Or, you can pour the oaty powder into the water and mix well. Enjoy a soak for 15 to 20 minutes in the silky-feeling water, and rinse off with clean water when you’re finished.
9. Eat prebiotics and probiotics
Prebiotics are fiber that feeds the good bacteria in your gut. They’re a carbohydrate that doesn’t get broken down in the stomach and intestine. Instead, it reaches the large bowel intact, providing a feast for your gut bacteria — a good thing if you have seasonal eczema. Good sources of prebiotics include asparagus, garlic, leeks, onions, shallots, oats, and bananas.
Probiotics are friendly bacteria and live yeasts that help balance the bacteria in your digestive system and keep you healthy. You’ll find these bacterial superheroes in fermented foods like yogurt, sauerkraut, kimchi, kefir, and miso. Or, if you prefer, you can pop a probiotic supplement.
Healthy intestinal bacteria may reduce skin irritation and inflammation and soothe seasonal eczema. How? Well, your skin and your gut are connected. So when the balance of bacteria in your gut is out of whack, you may have an eczema flare-up.
If your eczema worsens in winter, don’t fret. Seasonal eczema can be managed with the right treatments. Keeping your skin hydrated and nourished is essential, so slather on that cream or ointment regularly throughout the day. Try a humidifier indoors to temper the dry air, and don’t forget to drink enough water.
To tackle seasonal eczema from the inside out, consider taking a vitamin D supplement and eating plenty of pre and probiotics. Also, why not throw an oatmeal bath into the mix to ease itchy, dry skin?

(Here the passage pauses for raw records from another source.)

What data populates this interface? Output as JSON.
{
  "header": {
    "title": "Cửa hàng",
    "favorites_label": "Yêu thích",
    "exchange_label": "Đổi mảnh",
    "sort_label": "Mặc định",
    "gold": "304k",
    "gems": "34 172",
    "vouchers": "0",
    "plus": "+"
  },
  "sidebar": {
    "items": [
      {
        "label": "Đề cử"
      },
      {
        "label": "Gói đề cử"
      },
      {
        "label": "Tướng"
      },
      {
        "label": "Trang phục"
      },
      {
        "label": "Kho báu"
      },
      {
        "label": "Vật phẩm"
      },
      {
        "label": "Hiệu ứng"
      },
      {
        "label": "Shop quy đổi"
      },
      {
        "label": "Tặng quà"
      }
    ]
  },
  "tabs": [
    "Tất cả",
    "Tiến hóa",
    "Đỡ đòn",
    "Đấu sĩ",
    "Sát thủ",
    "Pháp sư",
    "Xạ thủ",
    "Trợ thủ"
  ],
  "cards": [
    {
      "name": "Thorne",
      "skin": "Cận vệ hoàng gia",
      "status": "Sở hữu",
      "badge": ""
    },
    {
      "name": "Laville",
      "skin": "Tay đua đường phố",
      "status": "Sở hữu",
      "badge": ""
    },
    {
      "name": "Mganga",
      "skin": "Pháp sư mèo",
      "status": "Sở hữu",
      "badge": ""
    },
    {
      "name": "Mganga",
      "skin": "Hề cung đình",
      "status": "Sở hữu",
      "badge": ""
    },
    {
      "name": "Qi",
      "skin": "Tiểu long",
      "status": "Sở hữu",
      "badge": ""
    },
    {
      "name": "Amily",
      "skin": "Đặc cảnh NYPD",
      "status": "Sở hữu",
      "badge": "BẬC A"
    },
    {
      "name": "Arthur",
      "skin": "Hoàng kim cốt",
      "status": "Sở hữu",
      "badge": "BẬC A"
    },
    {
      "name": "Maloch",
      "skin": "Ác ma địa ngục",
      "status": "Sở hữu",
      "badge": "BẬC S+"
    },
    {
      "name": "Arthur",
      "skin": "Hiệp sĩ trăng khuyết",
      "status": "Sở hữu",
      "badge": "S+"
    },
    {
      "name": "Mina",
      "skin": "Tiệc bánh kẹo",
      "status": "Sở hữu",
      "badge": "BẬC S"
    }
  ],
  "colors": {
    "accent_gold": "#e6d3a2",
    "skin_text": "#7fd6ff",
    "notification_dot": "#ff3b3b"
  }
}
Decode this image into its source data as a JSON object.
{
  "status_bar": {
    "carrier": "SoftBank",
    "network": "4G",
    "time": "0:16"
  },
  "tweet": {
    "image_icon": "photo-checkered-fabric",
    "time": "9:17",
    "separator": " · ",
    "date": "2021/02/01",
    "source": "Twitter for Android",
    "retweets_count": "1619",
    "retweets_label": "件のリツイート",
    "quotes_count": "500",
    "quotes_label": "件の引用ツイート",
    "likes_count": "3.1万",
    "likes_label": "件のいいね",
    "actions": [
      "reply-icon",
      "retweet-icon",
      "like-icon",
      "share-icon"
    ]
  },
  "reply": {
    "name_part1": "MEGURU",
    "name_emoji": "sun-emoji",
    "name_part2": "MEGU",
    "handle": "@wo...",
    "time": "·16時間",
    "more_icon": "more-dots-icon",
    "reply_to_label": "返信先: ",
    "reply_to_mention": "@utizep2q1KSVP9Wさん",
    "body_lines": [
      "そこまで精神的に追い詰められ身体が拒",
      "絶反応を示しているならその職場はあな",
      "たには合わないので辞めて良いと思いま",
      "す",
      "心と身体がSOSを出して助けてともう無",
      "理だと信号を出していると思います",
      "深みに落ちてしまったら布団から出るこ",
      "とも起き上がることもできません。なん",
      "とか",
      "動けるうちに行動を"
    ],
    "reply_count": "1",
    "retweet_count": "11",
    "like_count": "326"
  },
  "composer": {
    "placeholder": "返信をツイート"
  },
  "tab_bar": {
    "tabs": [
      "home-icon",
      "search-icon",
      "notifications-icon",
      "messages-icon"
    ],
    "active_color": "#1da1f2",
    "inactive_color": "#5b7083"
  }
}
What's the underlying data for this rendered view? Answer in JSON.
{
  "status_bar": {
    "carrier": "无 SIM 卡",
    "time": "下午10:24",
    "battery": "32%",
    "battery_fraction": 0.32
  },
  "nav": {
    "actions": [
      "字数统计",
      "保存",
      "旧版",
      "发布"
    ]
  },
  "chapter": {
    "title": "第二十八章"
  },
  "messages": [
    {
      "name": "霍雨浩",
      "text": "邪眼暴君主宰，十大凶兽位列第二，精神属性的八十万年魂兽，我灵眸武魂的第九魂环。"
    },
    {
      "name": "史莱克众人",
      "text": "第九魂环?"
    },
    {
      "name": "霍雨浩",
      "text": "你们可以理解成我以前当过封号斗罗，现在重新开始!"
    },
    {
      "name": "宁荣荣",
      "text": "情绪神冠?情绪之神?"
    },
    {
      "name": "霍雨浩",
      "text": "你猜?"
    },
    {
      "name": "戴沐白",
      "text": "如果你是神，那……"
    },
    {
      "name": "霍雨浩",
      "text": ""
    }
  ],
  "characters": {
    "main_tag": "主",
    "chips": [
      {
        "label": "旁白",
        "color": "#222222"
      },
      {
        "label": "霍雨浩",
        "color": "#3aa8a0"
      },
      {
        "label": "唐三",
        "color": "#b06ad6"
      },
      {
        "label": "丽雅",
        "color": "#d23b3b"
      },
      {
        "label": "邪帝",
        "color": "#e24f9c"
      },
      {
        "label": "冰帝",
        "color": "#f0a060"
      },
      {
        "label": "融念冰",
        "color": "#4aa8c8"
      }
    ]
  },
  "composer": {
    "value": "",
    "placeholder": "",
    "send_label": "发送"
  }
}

With the proper care and attention, seasonal eczema doesn’t have to disrupt your winter fun. You can still enjoy the festive season, snowflakes (not skin flakes!), and all!